Explanation: No, it’s not a romantic topic … unless you consider good credit sexy like I do! 🙂 But knowing about your mate’s credit standing is crucial to getting off to a good financial start together. If neither of you knows your score, take time to get them together. Again, you can obtain your free credit reports – from Equifax, TransUnion and Experian – online at annualcreditreport.com. You have to pay for your FICO score. It’s available at myfico.com. But some credit card issuers and banks will give you a FICO score or other credit scores free.
Then comes the truly hard part – actually discussing issues that most people don’t talk about or would rather sweep under the carpet. For example, how did each of you get to this point (whether your credit history is good or bad)?
The final thing is to decide how to move forward together. Marriage is about partnership and building a life as one unit. So you both have to be committed to moving in the same direction. If you can think in those terms, and avoid the blame game or having to be “right” all the time, it makes communication far better and it improves the personal and financial health of the relationship.
9) Which credit card should I pay off first?
ANSWER: You’ve probably heard countless financial experts recommend first paying off your credit cards with the highest interest rate. I don’t subscribe to that philosophy, and I happen to be someone who paid off a ridiculous amount of debt – $100,000 in credit card bills alone – in just three years.
Frankly, I think many people become debt free faster and fare better by focusing on cards with either the lowest dollar balances or even cards with the highest dollar balances – and not fretting too much about interest rates. I suggest these alternative payoff methods because they usually give you more immediate, visible, tangible results – which keeps you emotionally motivated to stick to your debt payoff efforts.
You can read more here about why I don’t agree with the “pay your high rate debt first” school of thought – and how new research backs up what I’ve been saying for years.
10) Should I pay off credit card debt or save more money first?
ANSWER: The reality is that even as you’re trying to get out of debt, you must also save money at the same time. One may take priority over the other; in other words, you may devote more cash towards reducing your credit cards bills than savings. But you still need to do both – pay off credit card debt and save – simultaneously.
Why is this?
If you don’t have any savings cushion, at the first sign of financial trouble (even a small blip, such as getting a flat tire), you’ll have no other options (outside of crazy things like high-cost payday loans) than to rely on your credit cards to cover that expense. Just like that, you’re sucked back into debt – and it’s possibly debt you can’t afford to quickly repay.
Rather than constantly using plastic to bail yourself out of every financial emergency, a far smarter strategy is to work on building an emergency savings account over time. And I do mean an account for emergencies only! No shopping, loaning the money out or spending it on frivolous things. Just save whatever you can each month and stick to it. Be consistent and save no matter how much or how little.

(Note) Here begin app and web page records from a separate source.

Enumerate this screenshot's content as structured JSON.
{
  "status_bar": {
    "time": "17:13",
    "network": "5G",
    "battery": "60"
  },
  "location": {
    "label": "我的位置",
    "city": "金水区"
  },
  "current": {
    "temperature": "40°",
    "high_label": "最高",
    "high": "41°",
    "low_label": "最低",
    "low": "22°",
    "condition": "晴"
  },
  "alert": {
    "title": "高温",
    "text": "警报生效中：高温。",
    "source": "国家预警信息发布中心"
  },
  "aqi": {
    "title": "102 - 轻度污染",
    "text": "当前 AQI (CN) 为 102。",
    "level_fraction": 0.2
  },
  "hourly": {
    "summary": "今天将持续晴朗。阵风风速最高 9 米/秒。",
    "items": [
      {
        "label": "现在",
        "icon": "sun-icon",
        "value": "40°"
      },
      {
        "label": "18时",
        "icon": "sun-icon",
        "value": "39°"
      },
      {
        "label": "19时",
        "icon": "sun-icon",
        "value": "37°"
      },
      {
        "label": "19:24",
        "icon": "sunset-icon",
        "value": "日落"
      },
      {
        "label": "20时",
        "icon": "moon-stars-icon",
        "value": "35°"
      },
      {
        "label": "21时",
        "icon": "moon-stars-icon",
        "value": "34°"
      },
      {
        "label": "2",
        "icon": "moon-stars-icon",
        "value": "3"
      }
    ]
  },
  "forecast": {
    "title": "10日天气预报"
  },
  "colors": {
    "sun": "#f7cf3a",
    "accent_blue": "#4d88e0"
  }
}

Ultimately, you’ll find that your growing savings account will help you reach your goal of becoming debt-free – and that will be a big boost to your credit score as well.